Blake went on to become Northwest Missouri State's all-time leading passer, taking the Bearcats to the 2009 Division II national title and finishing third in the 2010 voting for the Harlon Hill Trophy.
He doesn't want Brook to follow him and Brady to Maryville. He considers his brother worthy of the Football Championship Subdivision, formerly known as Division I-AA.
Brook says he's heard from Tulsa and Iowa State, and a little from Nebraska. Others in contact include Coastal Carolina, North Dakota State, North Dakota, South Dakota and South Dakota State.
Brook trained this summer in California with Steve Calhoun, the tutor of Nebraska quarterback Taylor Martinez. The Bolles family was vacationing in the state, and Brook took an hourlong side trip to Laguna Beach to work with Calhoun. He actually shared reps with Martinez, who was there at the same time.
Bolles, like his fellow No. 3 at Nebraska, would like some designed quarterback runs this year, something North Star didn't do much last season. But he'll have to overcome a knee sprain that put him in a brace and sidelined him from North Star's early practices.
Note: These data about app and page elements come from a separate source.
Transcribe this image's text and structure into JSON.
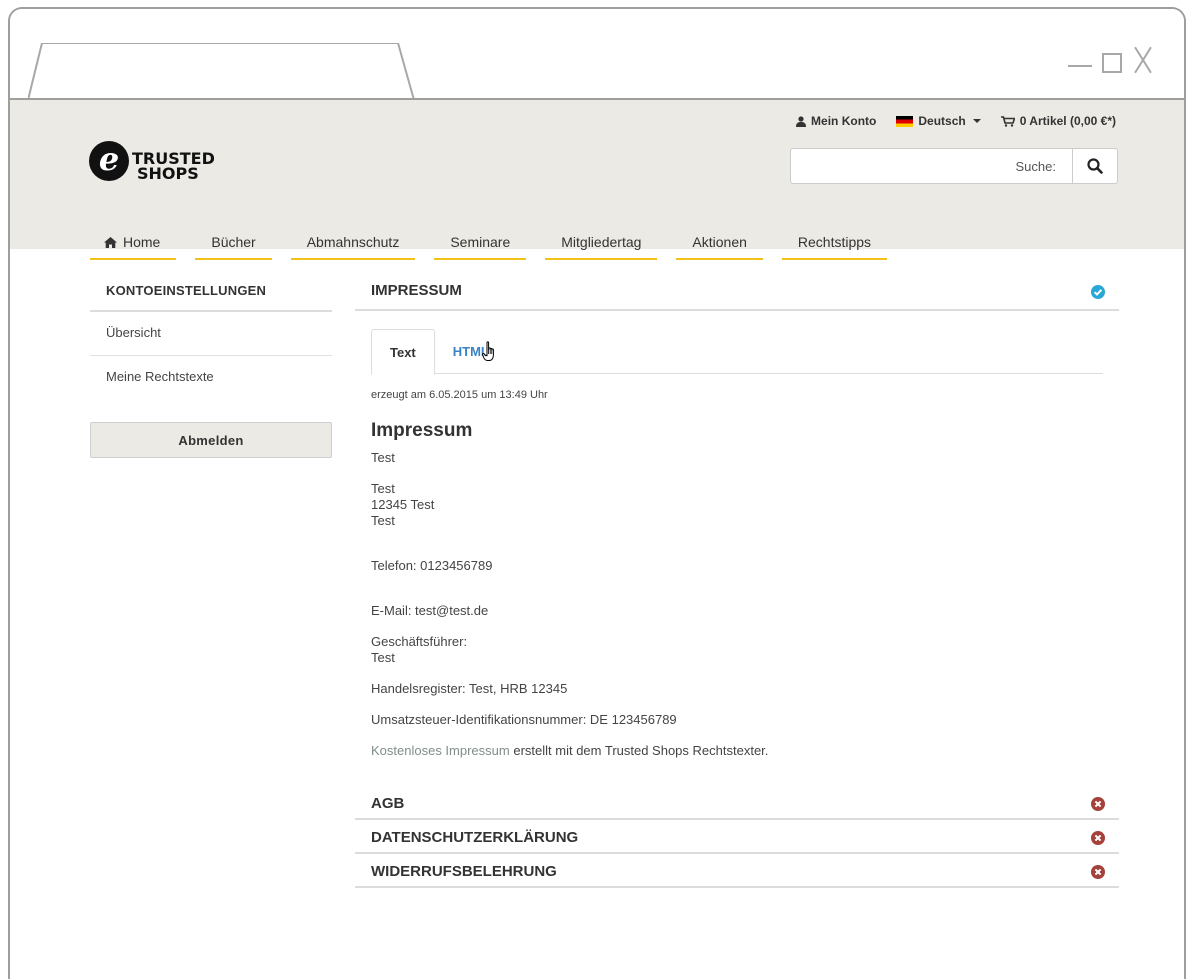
{
  "header": {
    "logo": {
      "line1": "TRUSTED",
      "line2": "SHOPS"
    },
    "account_label": "Mein Konto",
    "language_label": "Deutsch",
    "cart_label": "0 Artikel (0,00 €*)",
    "search_placeholder": "Suche:"
  },
  "nav": {
    "items": [
      {
        "label": "Home"
      },
      {
        "label": "Bücher"
      },
      {
        "label": "Abmahnschutz"
      },
      {
        "label": "Seminare"
      },
      {
        "label": "Mitgliedertag"
      },
      {
        "label": "Aktionen"
      },
      {
        "label": "Rechtstipps"
      }
    ]
  },
  "sidebar": {
    "title": "KONTOEINSTELLUNGEN",
    "items": [
      {
        "label": "Übersicht"
      },
      {
        "label": "Meine Rechtstexte"
      }
    ],
    "logout_label": "Abmelden"
  },
  "main": {
    "impressum_section": {
      "title": "IMPRESSUM",
      "tabs": [
        {
          "label": "Text"
        },
        {
          "label": "HTML"
        }
      ],
      "generated_note": "erzeugt am 6.05.2015 um 13:49 Uhr",
      "doc": {
        "heading": "Impressum",
        "name": "Test",
        "address": [
          "Test",
          "12345 Test",
          "Test"
        ],
        "phone": "Telefon: 0123456789",
        "email": "E-Mail: test@test.de",
        "ceo_label": "Geschäftsführer:",
        "ceo_name": "Test",
        "register": "Handelsregister: Test, HRB 12345",
        "vat": "Umsatzsteuer-Identifikationsnummer: DE 123456789",
        "footer_link": "Kostenloses Impressum",
        "footer_text": " erstellt mit dem Trusted Shops Rechtstexter."
      }
    },
    "other_sections": [
      {
        "title": "AGB"
      },
      {
        "title": "DATENSCHUTZERKLÄRUNG"
      },
      {
        "title": "WIDERRUFSBELEHRUNG"
      }
    ]
  },
  "colors": {
    "header_bg": "#ebeae4",
    "nav_underline": "#f2c21b",
    "tab_link": "#3b82c4",
    "status_ok": "#2aa7d6",
    "status_error": "#a3413a"
  },
  "icons": {
    "account": "user-icon",
    "language": "flag-de-icon",
    "cart": "cart-icon",
    "search": "search-icon",
    "home": "home-icon",
    "impressum_status": "check-circle-icon",
    "other_status": "x-circle-icon"
  }
}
Another goal: “I want to know the entire offense in and out.”
Waller would like to see his quarterback become a great leader. But he'd like him to lead by deed, not necessarily by word. Or at least not with so many words.
Bolles is making no promises on that front.
“I'm a very talkative person,” he says. “I like to be a very energetic person. He always tells me I talk too much and I need to shut up. I always tell him, 'Coach, that's the quarterback's job. He's supposed to be loud.' ”